An example of one of these columns has been restored by the NSW Rail Transport Museum at the Valley Heights Locomotive Depot, and I am grateful for the assistance given me by Ken Rudd during the preparation of this sheet.
L14 - 40' Turntable, c.1890
This sheet has been prepared from NSWR drawings for the turntable installed on the Lismore to Tweed railway, and with reference to photographs of the turntables at Lismore and Murwillumbah. However similar turntables were installed at other locations in the early years, where locomotives were expected to be accommodated within a length of only fourty feet!
This turntable was constructed from a pair of fabricated iron plate trusses with cast iron assemblies for the central pivot, the frames at each end, and the pivot mount which was fixed to a large concrete drum in the centre of the earthen floored well. The end frames supported a small platform on one side on which was mounted a locating lug and a handle that operated gears to one of the support wheels to facilitate rotating the table. The trusses carried two heavy timber beams to which the track was fixed, and between which timber decking was fitted. The support wheels ran on a circle of double head rail fixed to short sleepers sitting on a skirt and spoon drain around the inside of the well wall. It is interesting to note that at least some of the early examples were fitted with Barlow rail, presumeably recycled from the old Sydney to Parramatta Railway.
The sheet shows the plan of the table and well, a long section and elevation, a cross section of the table and elevations of the end of the table and the well wall at the track. It is reproduced at 1:43.5 scale (7mm:1'0"), so may readily be reduced to 50% to give 3.5mm:1'0" scale.
P16 - Level Crossing Boom Gates, c.1912 and 1922
This sheet illustrates two types of early boom gates used by the NSWR, and the gear used to operate them remotely. The 1912 gate is shown as a single boom across the carriageway, with a timber boom carrying a skirt of closely spaced vertical iron strips that swivel by gravity as the boom opens. The boom has a cast iron counterweight and pivot, and is mounted on timber posts set into the ground. The opening end of the gate rests on a timber post which has a catch to secure it in the closed position, remotely operated from a lever in an adjacent signal cabin. The arrangement of the pulleys, cables and standard McKenzie and Holland capstan operated gear mounted on the lever frame for working the gates from the signal cabin is also shown. Gates to this design were installed at Metford and Warwick Farm.
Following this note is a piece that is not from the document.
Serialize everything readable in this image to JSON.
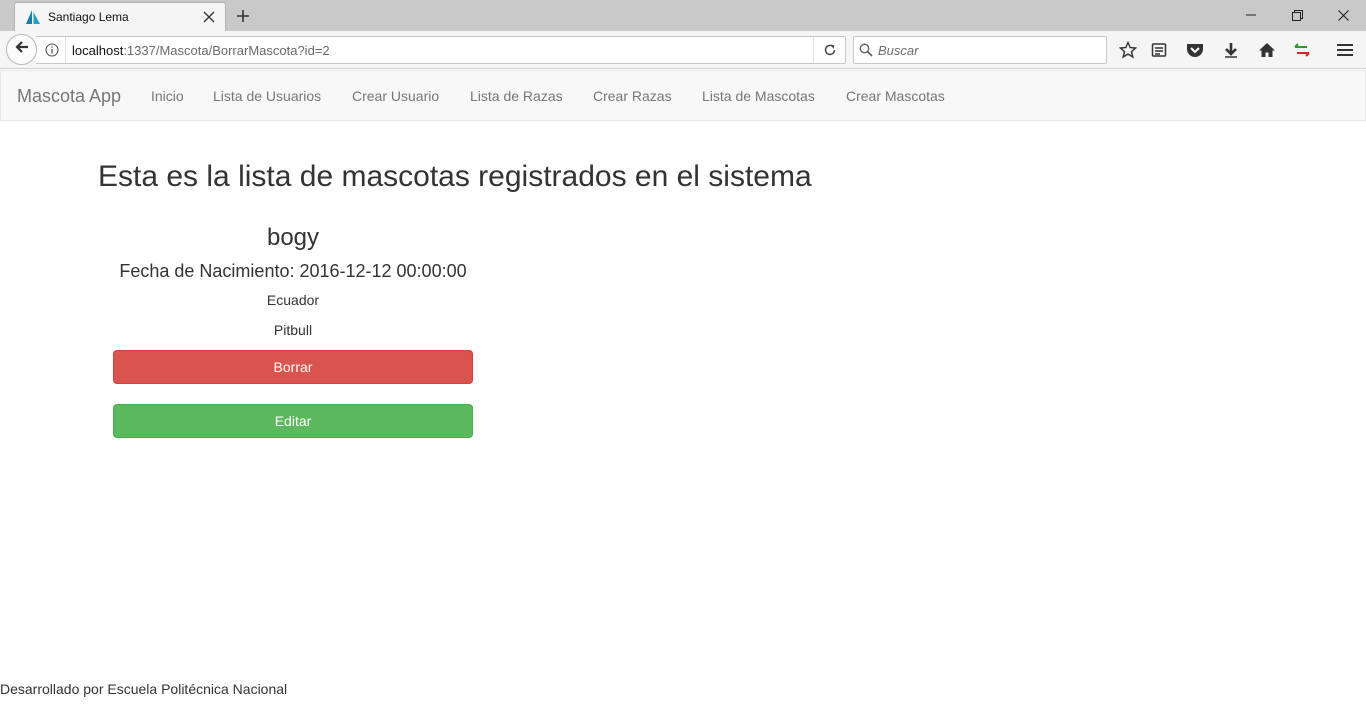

The 1922 design is shown as a double boom gate across a wider carriageway. The boom and support stand are fabricated from rivetted iron plate and angles and the gates have a skirt formed from more widely spaced members with horizontal bars as well, which is folded by levers as the gate opens. There is a central target disc in two halves, one on each gate at the opening end. When closed the gate is supported on the ground by a foot on the skirt and a short extension mounted on the top of one gate ensures the alignment of the gates in this position. Cast iron counterweights were fitted, moveable to correctly balance the gate for various sizes between 12' and 20' in 1' increments depending upon the width of the carriageway. Gates to this design were installed at Ryde, Villawood and Broadmeadow.
The sheet shows the plans, elevations, end elevations and various details of both types of gates, and elevations and details of the capstan operating gear in the signal cabin. I am indebted to Mick Nicholson of Hull, UK, who provided me with details of the standard McKenzie and Holland equipment.
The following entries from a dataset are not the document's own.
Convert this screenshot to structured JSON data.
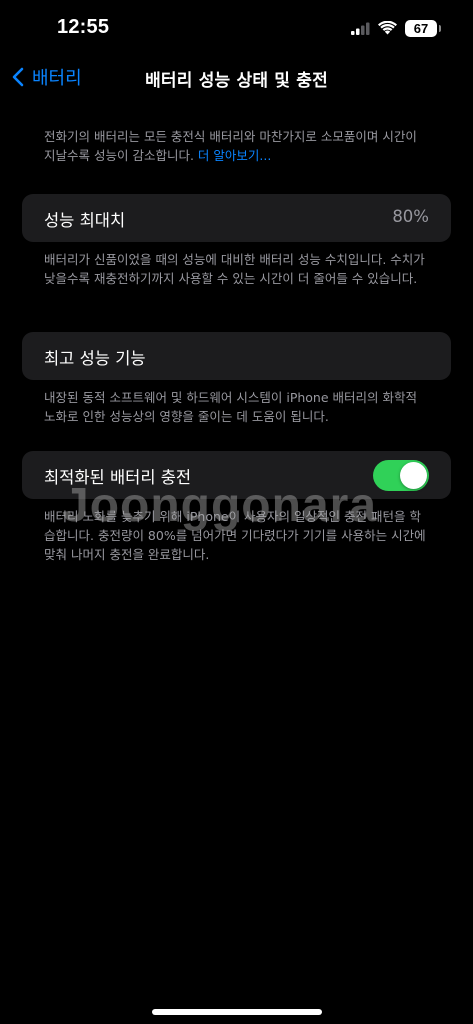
{
  "status_bar": {
    "time": "12:55",
    "battery_level": "67",
    "icons": [
      "cellular-signal-icon",
      "wifi-icon",
      "battery-icon"
    ]
  },
  "nav": {
    "back_label": "배터리",
    "title": "배터리 성능 상태 및 충전"
  },
  "intro": {
    "text": "전화기의 배터리는 모든 충전식 배터리와 마찬가지로 소모품이며 시간이 지날수록 성능이 감소합니다. ",
    "link": "더 알아보기..."
  },
  "maximum_capacity": {
    "label": "성능 최대치",
    "value": "80%",
    "description": "배터리가 신품이었을 때의 성능에 대비한 배터리 성능 수치입니다. 수치가 낮을수록 재충전하기까지 사용할 수 있는 시간이 더 줄어들 수 있습니다."
  },
  "peak_performance": {
    "label": "최고 성능 기능",
    "description": "내장된 동적 소프트웨어 및 하드웨어 시스템이 iPhone 배터리의 화학적 노화로 인한 성능상의 영향을 줄이는 데 도움이 됩니다."
  },
  "optimized_charging": {
    "label": "최적화된 배터리 충전",
    "enabled": true,
    "description": "배터리 노화를 늦추기 위해 iPhone이 사용자의 일상적인 충전 패턴을 학습합니다. 충전량이 80%를 넘어가면 기다렸다가 기기를 사용하는 시간에 맞춰 나머지 충전을 완료합니다."
  },
  "watermark": "Joonggonara",
  "colors": {
    "accent": "#0a84ff",
    "toggle_on": "#30d158",
    "card_bg": "#1c1c1e",
    "secondary_text": "#98989f"
  }
}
Currently in prparation;
A number of sheets are currently being prepared and will become available as they are completed. I anticipate that the next sheets to be available will be
Please let me know if there are any sheets that you would particularly like to see, or if you have any material that may be of use in the preparation of any future sheets.